Every record below needs to be retyped exactly as it appears.

▸ Provided entries:
* * * *

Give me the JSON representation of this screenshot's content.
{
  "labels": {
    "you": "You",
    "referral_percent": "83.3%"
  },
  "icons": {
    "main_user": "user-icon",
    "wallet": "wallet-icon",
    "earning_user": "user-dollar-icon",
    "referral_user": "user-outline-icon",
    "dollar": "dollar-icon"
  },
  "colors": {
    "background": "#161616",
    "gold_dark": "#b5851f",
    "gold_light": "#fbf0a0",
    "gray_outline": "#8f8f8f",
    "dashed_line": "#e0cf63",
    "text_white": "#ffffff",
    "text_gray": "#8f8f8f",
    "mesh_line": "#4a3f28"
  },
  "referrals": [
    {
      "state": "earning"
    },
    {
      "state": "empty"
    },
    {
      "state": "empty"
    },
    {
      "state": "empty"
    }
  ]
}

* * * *

▸ Response to the exercise:
Give me the JSON representation of this screenshot's content.
{
  "labels": {
    "you": "You",
    "referral_percent": "83.3%"
  },
  "icons": {
    "main_user": "user-icon",
    "wallet": "wallet-icon",
    "earning_user": "user-dollar-icon",
    "referral_user": "user-outline-icon",
    "dollar": "dollar-icon"
  },
  "colors": {
    "background": "#161616",
    "gold_dark": "#b5851f",
    "gold_light": "#fbf0a0",
    "gray_outline": "#8f8f8f",
    "dashed_line": "#e0cf63",
    "text_white": "#ffffff",
    "text_gray": "#8f8f8f",
    "mesh_line": "#4a3f28"
  },
  "referrals": [
    {
      "state": "earning"
    },
    {
      "state": "empty"
    },
    {
      "state": "empty"
    },
    {
      "state": "empty"
    }
  ]
}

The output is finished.